[Items listed in a dataset]
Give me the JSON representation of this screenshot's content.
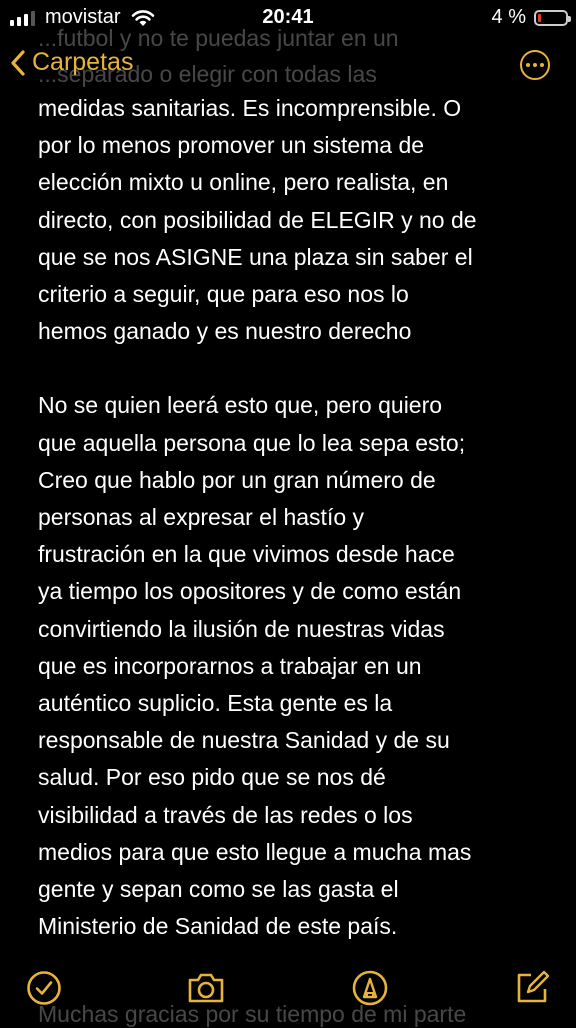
{
  "status_bar": {
    "carrier": "movistar",
    "time": "20:41",
    "battery_text": "4 %",
    "battery_level": 0.04,
    "signal_bars_active": 3,
    "signal_bars_total": 4
  },
  "nav": {
    "back_label": "Carpetas",
    "back_icon": "chevron-left-icon",
    "more_icon": "ellipsis-circle-icon"
  },
  "ghost_top": [
    "...futbol y no te puedas juntar en un",
    "...separado o elegir con todas las"
  ],
  "note": {
    "paragraphs": [
      "medidas sanitarias. Es incomprensible. O\npor lo menos promover un sistema de\nelección mixto u online, pero realista, en\ndirecto, con posibilidad de ELEGIR y no de\nque se nos ASIGNE una plaza sin saber el\ncriterio a seguir, que para eso nos lo\nhemos ganado y es nuestro derecho",
      "No se quien leerá esto que, pero quiero\nque aquella persona que lo lea sepa esto;\nCreo que hablo por un gran número de\npersonas al expresar el hastío y\nfrustración en la que vivimos desde hace\nya tiempo los opositores y de como están\nconvirtiendo la ilusión de nuestras vidas\nque es incorporarnos a trabajar en un\nauténtico suplicio. Esta gente es la\nresponsable de nuestra Sanidad y de su\nsalud. Por eso pido que se nos dé\nvisibilidad a través de las redes o los\nmedios para que esto llegue a mucha mas\ngente y sepan como se las gasta el\nMinisterio de Sanidad de este país."
    ]
  },
  "ghost_bottom": "Muchas gracias por su tiempo de mi parte",
  "toolbar": {
    "checklist_icon": "checkmark-circle-icon",
    "camera_icon": "camera-icon",
    "markup_icon": "pen-circle-icon",
    "compose_icon": "compose-icon"
  },
  "colors": {
    "accent": "#e7b33c",
    "background": "#000000",
    "text": "#ffffff",
    "battery_low": "#e03b2e"
  }
}
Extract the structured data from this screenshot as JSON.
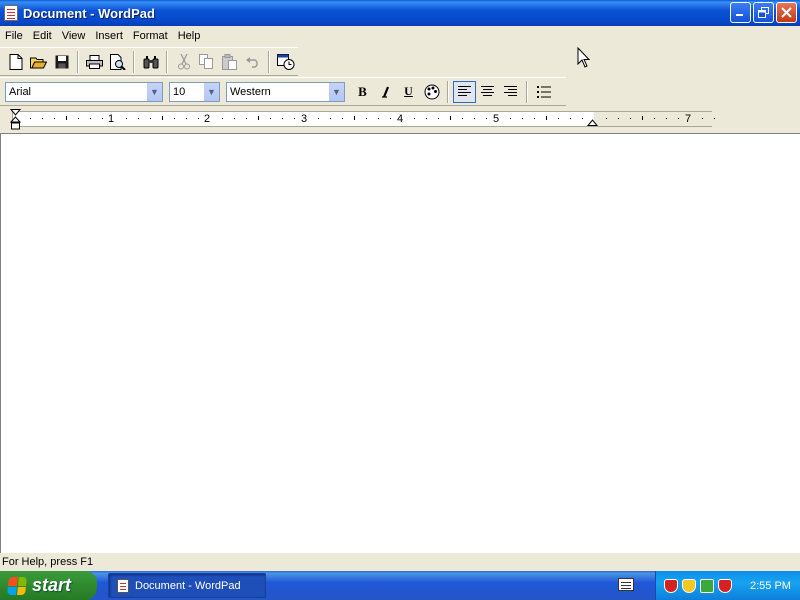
{
  "window": {
    "title": "Document - WordPad",
    "controls": [
      "minimize",
      "restore",
      "close"
    ]
  },
  "menu": {
    "items": [
      "File",
      "Edit",
      "View",
      "Insert",
      "Format",
      "Help"
    ]
  },
  "toolbar": {
    "buttons": [
      "new-icon",
      "open-icon",
      "save-icon",
      "print-icon",
      "print-preview-icon",
      "find-icon",
      "cut-icon",
      "copy-icon",
      "paste-icon",
      "undo-icon",
      "insert-date-time-icon"
    ]
  },
  "format_bar": {
    "font": "Arial",
    "size": "10",
    "script": "Western",
    "bold": "B",
    "italic": "I",
    "underline": "U"
  },
  "ruler": {
    "labels": [
      "1",
      "2",
      "3",
      "4",
      "5",
      "7"
    ]
  },
  "status": {
    "text": "For Help, press F1"
  },
  "taskbar": {
    "start_label": "start",
    "task_label": "Document - WordPad",
    "clock": "2:55 PM"
  },
  "colors": {
    "titlebar": "#0a52d6",
    "taskbar": "#2456c7",
    "start": "#2f8a2f",
    "tray": "#16a3f0"
  }
}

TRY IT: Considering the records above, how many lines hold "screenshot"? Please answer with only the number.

PROBLEM SOLUTION: 2